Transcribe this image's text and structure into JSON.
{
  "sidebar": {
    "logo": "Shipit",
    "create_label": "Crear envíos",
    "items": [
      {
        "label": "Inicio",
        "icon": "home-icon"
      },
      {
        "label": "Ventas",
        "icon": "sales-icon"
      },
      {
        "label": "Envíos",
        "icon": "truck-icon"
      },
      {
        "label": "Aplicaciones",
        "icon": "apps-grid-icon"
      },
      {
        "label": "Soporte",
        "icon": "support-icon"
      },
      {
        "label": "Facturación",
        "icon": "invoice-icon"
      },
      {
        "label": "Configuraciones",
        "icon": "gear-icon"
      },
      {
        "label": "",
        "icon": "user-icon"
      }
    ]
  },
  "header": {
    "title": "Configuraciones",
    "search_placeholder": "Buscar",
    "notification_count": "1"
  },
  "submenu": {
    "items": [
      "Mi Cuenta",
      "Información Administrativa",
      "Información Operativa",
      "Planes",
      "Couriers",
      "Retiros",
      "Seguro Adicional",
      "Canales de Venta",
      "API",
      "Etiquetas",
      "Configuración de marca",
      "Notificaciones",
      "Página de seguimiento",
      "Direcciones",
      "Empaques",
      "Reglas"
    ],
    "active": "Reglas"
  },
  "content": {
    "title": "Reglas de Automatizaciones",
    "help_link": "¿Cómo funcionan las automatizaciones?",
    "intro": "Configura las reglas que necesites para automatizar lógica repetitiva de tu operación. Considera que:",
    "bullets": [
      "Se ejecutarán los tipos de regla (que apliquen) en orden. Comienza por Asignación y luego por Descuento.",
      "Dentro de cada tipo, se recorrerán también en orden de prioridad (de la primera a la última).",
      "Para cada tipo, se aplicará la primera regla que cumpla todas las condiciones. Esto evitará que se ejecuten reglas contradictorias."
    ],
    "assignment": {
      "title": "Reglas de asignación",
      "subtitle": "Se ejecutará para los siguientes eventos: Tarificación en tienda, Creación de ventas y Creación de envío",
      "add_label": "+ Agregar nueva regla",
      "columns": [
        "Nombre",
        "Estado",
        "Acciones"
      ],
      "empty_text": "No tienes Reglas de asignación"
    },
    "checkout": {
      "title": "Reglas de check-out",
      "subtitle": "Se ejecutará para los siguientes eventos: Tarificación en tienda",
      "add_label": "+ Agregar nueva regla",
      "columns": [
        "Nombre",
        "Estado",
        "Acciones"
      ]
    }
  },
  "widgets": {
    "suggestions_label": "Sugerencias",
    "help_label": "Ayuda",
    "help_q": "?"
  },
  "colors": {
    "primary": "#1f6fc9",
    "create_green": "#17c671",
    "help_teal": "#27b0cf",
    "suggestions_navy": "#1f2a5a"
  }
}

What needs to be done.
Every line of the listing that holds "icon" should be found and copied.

Answer to the exercise.
        "icon": "home-icon"
        "icon": "sales-icon"
        "icon": "truck-icon"
        "icon": "apps-grid-icon"
        "icon": "support-icon"
        "icon": "invoice-icon"
        "icon": "gear-icon"
        "icon": "user-icon"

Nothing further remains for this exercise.